Hanh: What challenges have you faced on your creative journey and how did you overcome them? What has been most rewarding? What is the most helpful advice you’ve ever gotten on your writing or publishing journey?
Kerisa: As an author and illustrator, I’ve struggled with balancing writing new stories and improving my craft as an artist. Honestly, I still struggle with it, but now I put less pressure on myself and focus only on creating for the joy of it. Going through this publishing journey with an incredible support system has been so rewarding. Everyone from my critique partners, agent, editors, and art directors have been so kind and encouraging. The most helpful piece of advice that I often think about is that “the ones who make it are the ones who don’t give up.” So, whether you are just starting out, in the querying trenches, or out on sub — don’t give up, your time will come!
Hanh: When did you know that you wanted to become a writer and an artist? How did your own childhood and lived experiences influence your stories? Are there any new projects you are working on now that you can share with us?
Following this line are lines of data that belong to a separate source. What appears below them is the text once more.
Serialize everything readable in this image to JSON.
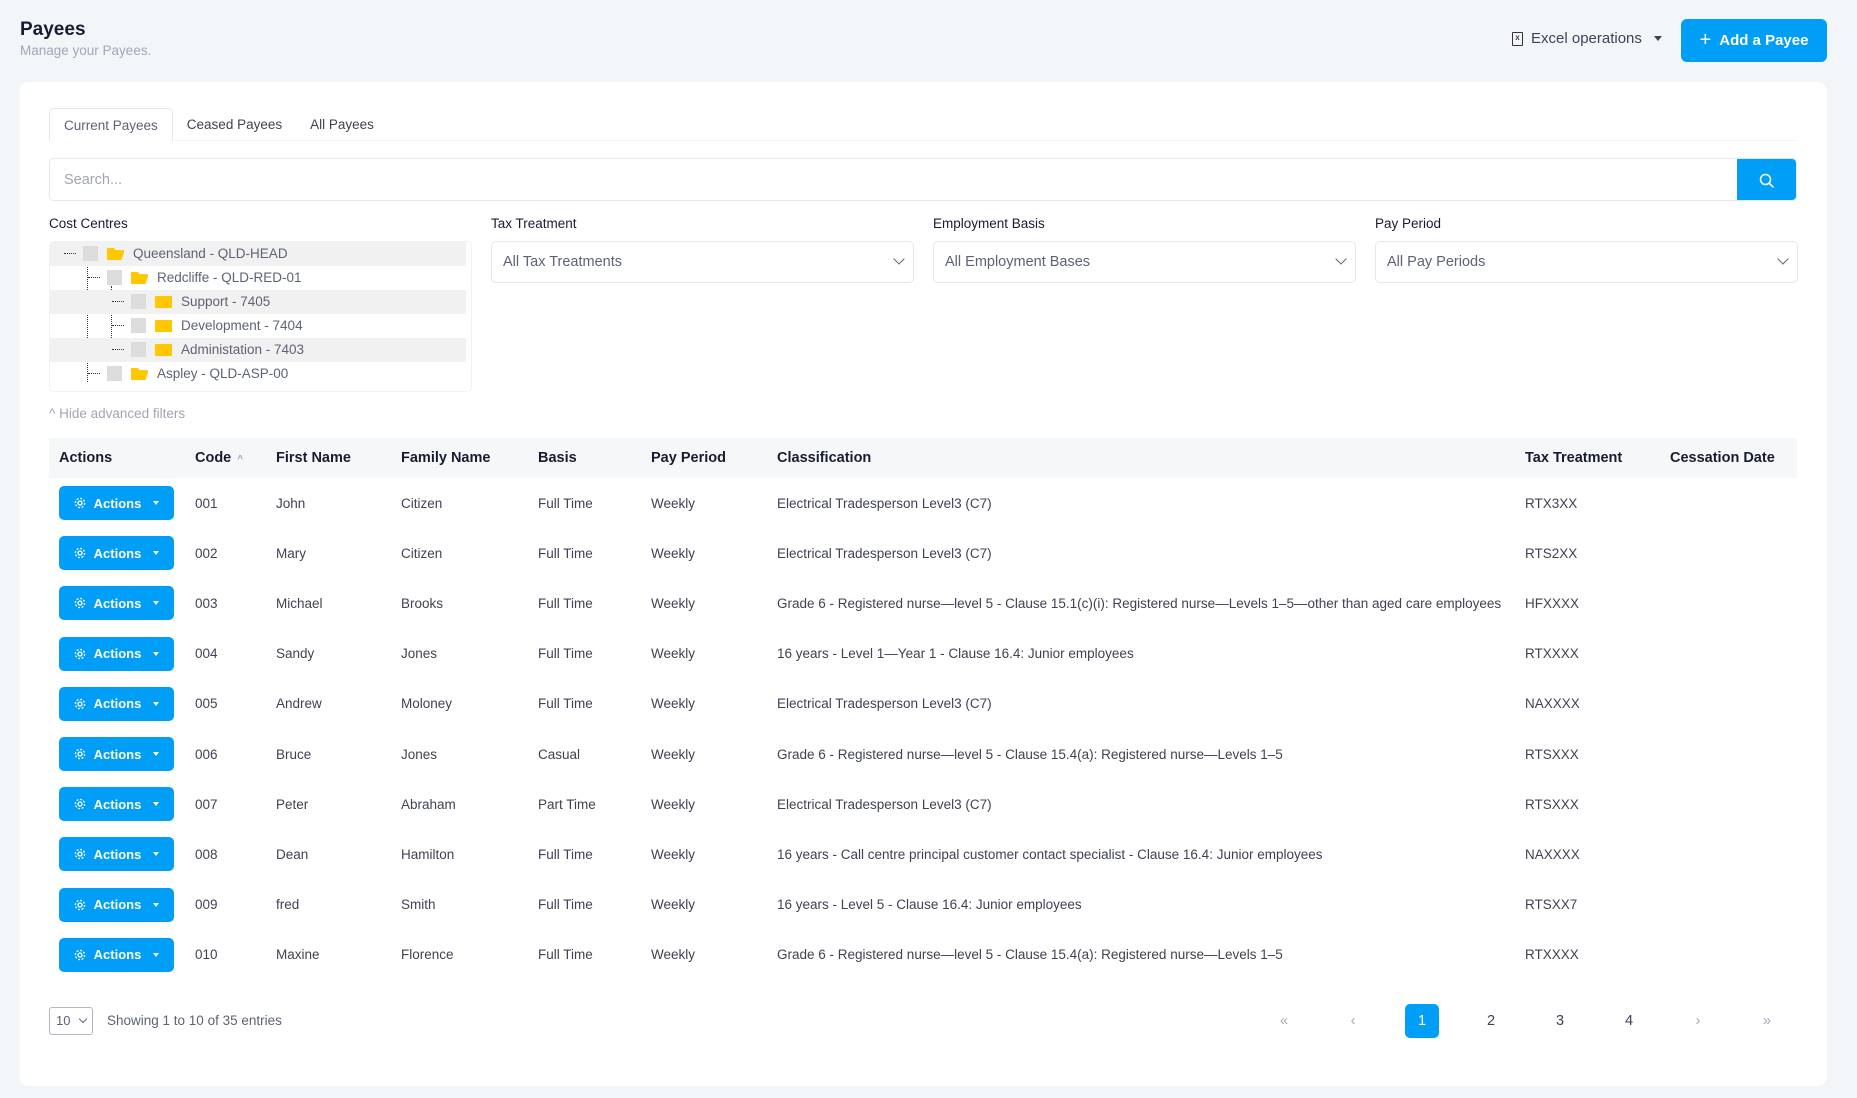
{
  "header": {
    "title": "Payees",
    "subtitle": "Manage your Payees.",
    "excel_label": "Excel operations",
    "add_label": "Add a Payee"
  },
  "tabs": [
    {
      "label": "Current Payees"
    },
    {
      "label": "Ceased Payees"
    },
    {
      "label": "All Payees"
    }
  ],
  "search": {
    "placeholder": "Search...",
    "value": ""
  },
  "filters": {
    "cost_centres_label": "Cost Centres",
    "tax_label": "Tax Treatment",
    "tax_value": "All Tax Treatments",
    "employment_label": "Employment Basis",
    "employment_value": "All Employment Bases",
    "pay_label": "Pay Period",
    "pay_value": "All Pay Periods",
    "hide_label": "Hide advanced filters"
  },
  "tree": [
    {
      "label": "Queensland - QLD-HEAD",
      "level": 0,
      "open": true
    },
    {
      "label": "Redcliffe - QLD-RED-01",
      "level": 1,
      "open": true
    },
    {
      "label": "Support - 7405",
      "level": 2,
      "open": false
    },
    {
      "label": "Development - 7404",
      "level": 2,
      "open": false
    },
    {
      "label": "Administation - 7403",
      "level": 2,
      "open": false
    },
    {
      "label": "Aspley - QLD-ASP-00",
      "level": 1,
      "open": true
    }
  ],
  "table": {
    "headers": [
      "Actions",
      "Code",
      "First Name",
      "Family Name",
      "Basis",
      "Pay Period",
      "Classification",
      "Tax Treatment",
      "Cessation Date"
    ],
    "action_label": "Actions",
    "rows": [
      {
        "code": "001",
        "first": "John",
        "family": "Citizen",
        "basis": "Full Time",
        "period": "Weekly",
        "classification": "Electrical Tradesperson Level3 (C7)",
        "tax": "RTX3XX",
        "cessation": ""
      },
      {
        "code": "002",
        "first": "Mary",
        "family": "Citizen",
        "basis": "Full Time",
        "period": "Weekly",
        "classification": "Electrical Tradesperson Level3 (C7)",
        "tax": "RTS2XX",
        "cessation": ""
      },
      {
        "code": "003",
        "first": "Michael",
        "family": "Brooks",
        "basis": "Full Time",
        "period": "Weekly",
        "classification": "Grade 6 - Registered nurse—level 5 - Clause 15.1(c)(i): Registered nurse—Levels 1–5—other than aged care employees",
        "tax": "HFXXXX",
        "cessation": ""
      },
      {
        "code": "004",
        "first": "Sandy",
        "family": "Jones",
        "basis": "Full Time",
        "period": "Weekly",
        "classification": "16 years - Level 1—Year 1 - Clause 16.4: Junior employees",
        "tax": "RTXXXX",
        "cessation": ""
      },
      {
        "code": "005",
        "first": "Andrew",
        "family": "Moloney",
        "basis": "Full Time",
        "period": "Weekly",
        "classification": "Electrical Tradesperson Level3 (C7)",
        "tax": "NAXXXX",
        "cessation": ""
      },
      {
        "code": "006",
        "first": "Bruce",
        "family": "Jones",
        "basis": "Casual",
        "period": "Weekly",
        "classification": "Grade 6 - Registered nurse—level 5 - Clause 15.4(a): Registered nurse—Levels 1–5",
        "tax": "RTSXXX",
        "cessation": ""
      },
      {
        "code": "007",
        "first": "Peter",
        "family": "Abraham",
        "basis": "Part Time",
        "period": "Weekly",
        "classification": "Electrical Tradesperson Level3 (C7)",
        "tax": "RTSXXX",
        "cessation": ""
      },
      {
        "code": "008",
        "first": "Dean",
        "family": "Hamilton",
        "basis": "Full Time",
        "period": "Weekly",
        "classification": "16 years - Call centre principal customer contact specialist - Clause 16.4: Junior employees",
        "tax": "NAXXXX",
        "cessation": ""
      },
      {
        "code": "009",
        "first": "fred",
        "family": "Smith",
        "basis": "Full Time",
        "period": "Weekly",
        "classification": "16 years - Level 5 - Clause 16.4: Junior employees",
        "tax": "RTSXX7",
        "cessation": ""
      },
      {
        "code": "010",
        "first": "Maxine",
        "family": "Florence",
        "basis": "Full Time",
        "period": "Weekly",
        "classification": "Grade 6 - Registered nurse—level 5 - Clause 15.4(a): Registered nurse—Levels 1–5",
        "tax": "RTXXXX",
        "cessation": ""
      }
    ]
  },
  "pagination": {
    "page_size": "10",
    "showing": "Showing 1 to 10 of 35 entries",
    "first": "«",
    "prev": "‹",
    "next": "›",
    "last": "»",
    "pages": [
      "1",
      "2",
      "3",
      "4"
    ],
    "current": "1"
  },
  "colors": {
    "accent": "#009ef7",
    "folder": "#ffc700"
  }
}
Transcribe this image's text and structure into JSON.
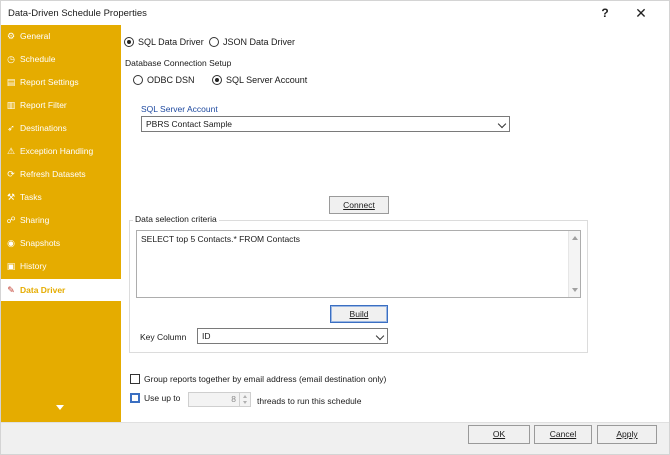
{
  "window": {
    "title": "Data-Driven Schedule Properties",
    "help": "?",
    "close": "✕"
  },
  "sidebar": {
    "items": [
      {
        "label": "General",
        "icon": "gear-icon",
        "glyph": "⚙"
      },
      {
        "label": "Schedule",
        "icon": "clock-icon",
        "glyph": "◷"
      },
      {
        "label": "Report Settings",
        "icon": "report-settings-icon",
        "glyph": "▤"
      },
      {
        "label": "Report Filter",
        "icon": "filter-icon",
        "glyph": "▥"
      },
      {
        "label": "Destinations",
        "icon": "destinations-icon",
        "glyph": "➶"
      },
      {
        "label": "Exception Handling",
        "icon": "warning-icon",
        "glyph": "⚠"
      },
      {
        "label": "Refresh Datasets",
        "icon": "refresh-icon",
        "glyph": "⟳"
      },
      {
        "label": "Tasks",
        "icon": "tasks-icon",
        "glyph": "⚒"
      },
      {
        "label": "Sharing",
        "icon": "sharing-icon",
        "glyph": "☍"
      },
      {
        "label": "Snapshots",
        "icon": "camera-icon",
        "glyph": "◉"
      },
      {
        "label": "History",
        "icon": "history-icon",
        "glyph": "▣"
      },
      {
        "label": "Data Driver",
        "icon": "data-driver-icon",
        "glyph": "✎",
        "active": true
      }
    ],
    "more_icon": "chevron-down-icon"
  },
  "source": {
    "sql_label": "SQL Data Driver",
    "json_label": "JSON Data Driver",
    "selected": "SQL Data Driver"
  },
  "connection": {
    "section_label": "Database Connection Setup",
    "odbc_label": "ODBC DSN",
    "sqlserver_label": "SQL Server Account",
    "selected": "SQL Server Account",
    "account_label": "SQL Server Account",
    "account_value": "PBRS Contact Sample",
    "connect_label": "Connect"
  },
  "criteria": {
    "group_label": "Data selection criteria",
    "query": "SELECT top 5 Contacts.* FROM Contacts",
    "build_label": "Build",
    "key_column_label": "Key Column",
    "key_column_value": "ID"
  },
  "options": {
    "group_reports_label": "Group reports together by email address (email destination only)",
    "group_reports_checked": false,
    "use_up_to_label": "Use up to",
    "use_up_to_checked": false,
    "threads_value": "8",
    "threads_suffix": "threads to run this schedule"
  },
  "footer": {
    "ok_label": "OK",
    "cancel_label": "Cancel",
    "apply_label": "Apply"
  },
  "colors": {
    "sidebar": "#e5ac00",
    "link": "#1f4aa0",
    "focus": "#3b6fc2"
  }
}
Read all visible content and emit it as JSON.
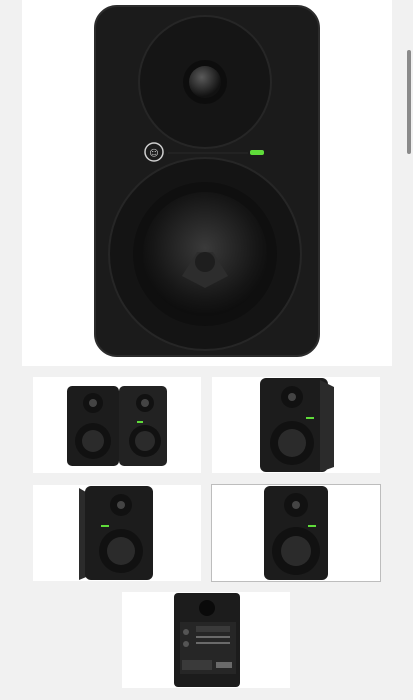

Kerisa: I’ve been told that as a child I drew and wrote stories all the time, so I suppose becoming an author-illustrator was inevitable! I’ve always loved storytelling and reading so being able to share inspiring stories, my culture, and spread joy through books is a dream come true. Yes, I am just now wrapping up final art for my new book Legendary Cakes: A Story of Tết, the Vietnamese New Year that will be coming out January 2025. The book is about two young siblings who learn the legend behind making bánh chưng during Tết and celebrate their culture through food, tradition, and storytelling.
Thank you, Hà and Kerisa for sharing with us your creative journey. Your stories are ones I wished I would have had when I was a child. I am excited to see all of your books out in the world and in the hands of kids!
Inspired by her first teacher at the refugee camp, Hanh Bui pursued a master’s degree in early childhood education and taught second grade. Hanh’s commitment to celebrating her heritage includes giving presentations at school visits about her refugee experience to children studying immigration as part of their school curriculum. She serves as co-chair of the Equity and Inclusion Team for the Mid-Atlantic region of SCBWI. She is a member of Diverse Verse and has been featured in Highlights for Children magazine and Next Avenue. She is the author of The Yellow Áo Dài, April 2023 and Ánh's New Word, May 2024 (Feiwel & Friends/Macmillan).